Reproduce every entry precisely as written.

[Dataset rows for apps and sites]
◆ ◆ ◆ ◆ ◆ ◆ ◆

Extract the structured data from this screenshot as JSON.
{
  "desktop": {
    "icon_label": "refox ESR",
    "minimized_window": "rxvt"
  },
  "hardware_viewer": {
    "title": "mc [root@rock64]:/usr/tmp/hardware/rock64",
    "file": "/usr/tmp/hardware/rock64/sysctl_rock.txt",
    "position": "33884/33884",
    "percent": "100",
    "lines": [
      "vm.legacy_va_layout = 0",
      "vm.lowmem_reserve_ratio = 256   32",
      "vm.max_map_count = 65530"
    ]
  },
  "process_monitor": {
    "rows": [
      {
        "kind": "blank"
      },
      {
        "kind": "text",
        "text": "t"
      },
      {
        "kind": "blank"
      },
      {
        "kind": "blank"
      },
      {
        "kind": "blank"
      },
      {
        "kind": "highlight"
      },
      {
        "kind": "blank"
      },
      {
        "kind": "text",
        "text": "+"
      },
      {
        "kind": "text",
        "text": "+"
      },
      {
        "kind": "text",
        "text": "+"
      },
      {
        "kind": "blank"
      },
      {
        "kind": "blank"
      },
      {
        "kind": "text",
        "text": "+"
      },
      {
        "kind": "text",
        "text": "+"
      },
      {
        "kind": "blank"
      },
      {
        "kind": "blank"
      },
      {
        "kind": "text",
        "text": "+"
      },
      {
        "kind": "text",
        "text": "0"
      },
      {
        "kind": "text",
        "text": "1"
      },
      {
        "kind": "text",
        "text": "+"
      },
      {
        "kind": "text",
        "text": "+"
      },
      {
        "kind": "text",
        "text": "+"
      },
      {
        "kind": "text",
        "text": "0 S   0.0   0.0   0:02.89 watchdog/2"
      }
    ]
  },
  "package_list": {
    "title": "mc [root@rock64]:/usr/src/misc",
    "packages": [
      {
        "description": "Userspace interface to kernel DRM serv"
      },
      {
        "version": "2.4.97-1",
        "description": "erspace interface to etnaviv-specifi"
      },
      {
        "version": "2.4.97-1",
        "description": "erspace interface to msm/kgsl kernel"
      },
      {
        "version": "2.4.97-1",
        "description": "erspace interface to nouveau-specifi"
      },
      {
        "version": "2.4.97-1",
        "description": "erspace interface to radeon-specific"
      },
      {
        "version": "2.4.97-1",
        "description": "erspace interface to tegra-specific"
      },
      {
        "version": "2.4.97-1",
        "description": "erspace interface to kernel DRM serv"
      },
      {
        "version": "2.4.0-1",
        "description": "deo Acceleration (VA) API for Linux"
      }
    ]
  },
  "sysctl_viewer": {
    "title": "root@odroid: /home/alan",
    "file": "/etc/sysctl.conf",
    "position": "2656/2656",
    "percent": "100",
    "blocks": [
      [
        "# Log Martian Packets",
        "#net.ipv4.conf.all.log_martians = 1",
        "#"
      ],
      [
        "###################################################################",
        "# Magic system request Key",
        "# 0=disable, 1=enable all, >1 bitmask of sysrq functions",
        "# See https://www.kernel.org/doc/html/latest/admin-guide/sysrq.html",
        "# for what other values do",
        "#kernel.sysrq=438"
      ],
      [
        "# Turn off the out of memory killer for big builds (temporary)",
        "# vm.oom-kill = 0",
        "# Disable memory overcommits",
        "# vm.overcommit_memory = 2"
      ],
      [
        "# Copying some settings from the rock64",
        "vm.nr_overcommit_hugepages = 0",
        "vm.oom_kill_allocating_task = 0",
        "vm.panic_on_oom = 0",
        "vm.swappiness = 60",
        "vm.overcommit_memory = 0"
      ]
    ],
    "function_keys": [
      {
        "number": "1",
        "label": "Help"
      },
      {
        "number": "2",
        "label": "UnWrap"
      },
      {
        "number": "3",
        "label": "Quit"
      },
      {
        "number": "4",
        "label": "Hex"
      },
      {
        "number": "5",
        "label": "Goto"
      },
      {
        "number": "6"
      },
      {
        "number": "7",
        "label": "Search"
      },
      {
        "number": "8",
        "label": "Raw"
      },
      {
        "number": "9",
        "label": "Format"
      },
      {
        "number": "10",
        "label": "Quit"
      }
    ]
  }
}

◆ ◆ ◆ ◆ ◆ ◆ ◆

**Output for this task**
Extract the structured data from this screenshot as JSON.
{
  "desktop": {
    "icon_label": "refox ESR",
    "minimized_window": "rxvt"
  },
  "hardware_viewer": {
    "title": "mc [root@rock64]:/usr/tmp/hardware/rock64",
    "file": "/usr/tmp/hardware/rock64/sysctl_rock.txt",
    "position": "33884/33884",
    "percent": "100",
    "lines": [
      "vm.legacy_va_layout = 0",
      "vm.lowmem_reserve_ratio = 256   32",
      "vm.max_map_count = 65530"
    ]
  },
  "process_monitor": {
    "rows": [
      {
        "kind": "blank"
      },
      {
        "kind": "text",
        "text": "t"
      },
      {
        "kind": "blank"
      },
      {
        "kind": "blank"
      },
      {
        "kind": "blank"
      },
      {
        "kind": "highlight"
      },
      {
        "kind": "blank"
      },
      {
        "kind": "text",
        "text": "+"
      },
      {
        "kind": "text",
        "text": "+"
      },
      {
        "kind": "text",
        "text": "+"
      },
      {
        "kind": "blank"
      },
      {
        "kind": "blank"
      },
      {
        "kind": "text",
        "text": "+"
      },
      {
        "kind": "text",
        "text": "+"
      },
      {
        "kind": "blank"
      },
      {
        "kind": "blank"
      },
      {
        "kind": "text",
        "text": "+"
      },
      {
        "kind": "text",
        "text": "0"
      },
      {
        "kind": "text",
        "text": "1"
      },
      {
        "kind": "text",
        "text": "+"
      },
      {
        "kind": "text",
        "text": "+"
      },
      {
        "kind": "text",
        "text": "+"
      },
      {
        "kind": "text",
        "text": "0 S   0.0   0.0   0:02.89 watchdog/2"
      }
    ]
  },
  "package_list": {
    "title": "mc [root@rock64]:/usr/src/misc",
    "packages": [
      {
        "description": "Userspace interface to kernel DRM serv"
      },
      {
        "version": "2.4.97-1",
        "description": "erspace interface to etnaviv-specifi"
      },
      {
        "version": "2.4.97-1",
        "description": "erspace interface to msm/kgsl kernel"
      },
      {
        "version": "2.4.97-1",
        "description": "erspace interface to nouveau-specifi"
      },
      {
        "version": "2.4.97-1",
        "description": "erspace interface to radeon-specific"
      },
      {
        "version": "2.4.97-1",
        "description": "erspace interface to tegra-specific"
      },
      {
        "version": "2.4.97-1",
        "description": "erspace interface to kernel DRM serv"
      },
      {
        "version": "2.4.0-1",
        "description": "deo Acceleration (VA) API for Linux"
      }
    ]
  },
  "sysctl_viewer": {
    "title": "root@odroid: /home/alan",
    "file": "/etc/sysctl.conf",
    "position": "2656/2656",
    "percent": "100",
    "blocks": [
      [
        "# Log Martian Packets",
        "#net.ipv4.conf.all.log_martians = 1",
        "#"
      ],
      [
        "###################################################################",
        "# Magic system request Key",
        "# 0=disable, 1=enable all, >1 bitmask of sysrq functions",
        "# See https://www.kernel.org/doc/html/latest/admin-guide/sysrq.html",
        "# for what other values do",
        "#kernel.sysrq=438"
      ],
      [
        "# Turn off the out of memory killer for big builds (temporary)",
        "# vm.oom-kill = 0",
        "# Disable memory overcommits",
        "# vm.overcommit_memory = 2"
      ],
      [
        "# Copying some settings from the rock64",
        "vm.nr_overcommit_hugepages = 0",
        "vm.oom_kill_allocating_task = 0",
        "vm.panic_on_oom = 0",
        "vm.swappiness = 60",
        "vm.overcommit_memory = 0"
      ]
    ],
    "function_keys": [
      {
        "number": "1",
        "label": "Help"
      },
      {
        "number": "2",
        "label": "UnWrap"
      },
      {
        "number": "3",
        "label": "Quit"
      },
      {
        "number": "4",
        "label": "Hex"
      },
      {
        "number": "5",
        "label": "Goto"
      },
      {
        "number": "6"
      },
      {
        "number": "7",
        "label": "Search"
      },
      {
        "number": "8",
        "label": "Raw"
      },
      {
        "number": "9",
        "label": "Format"
      },
      {
        "number": "10",
        "label": "Quit"
      }
    ]
  }
}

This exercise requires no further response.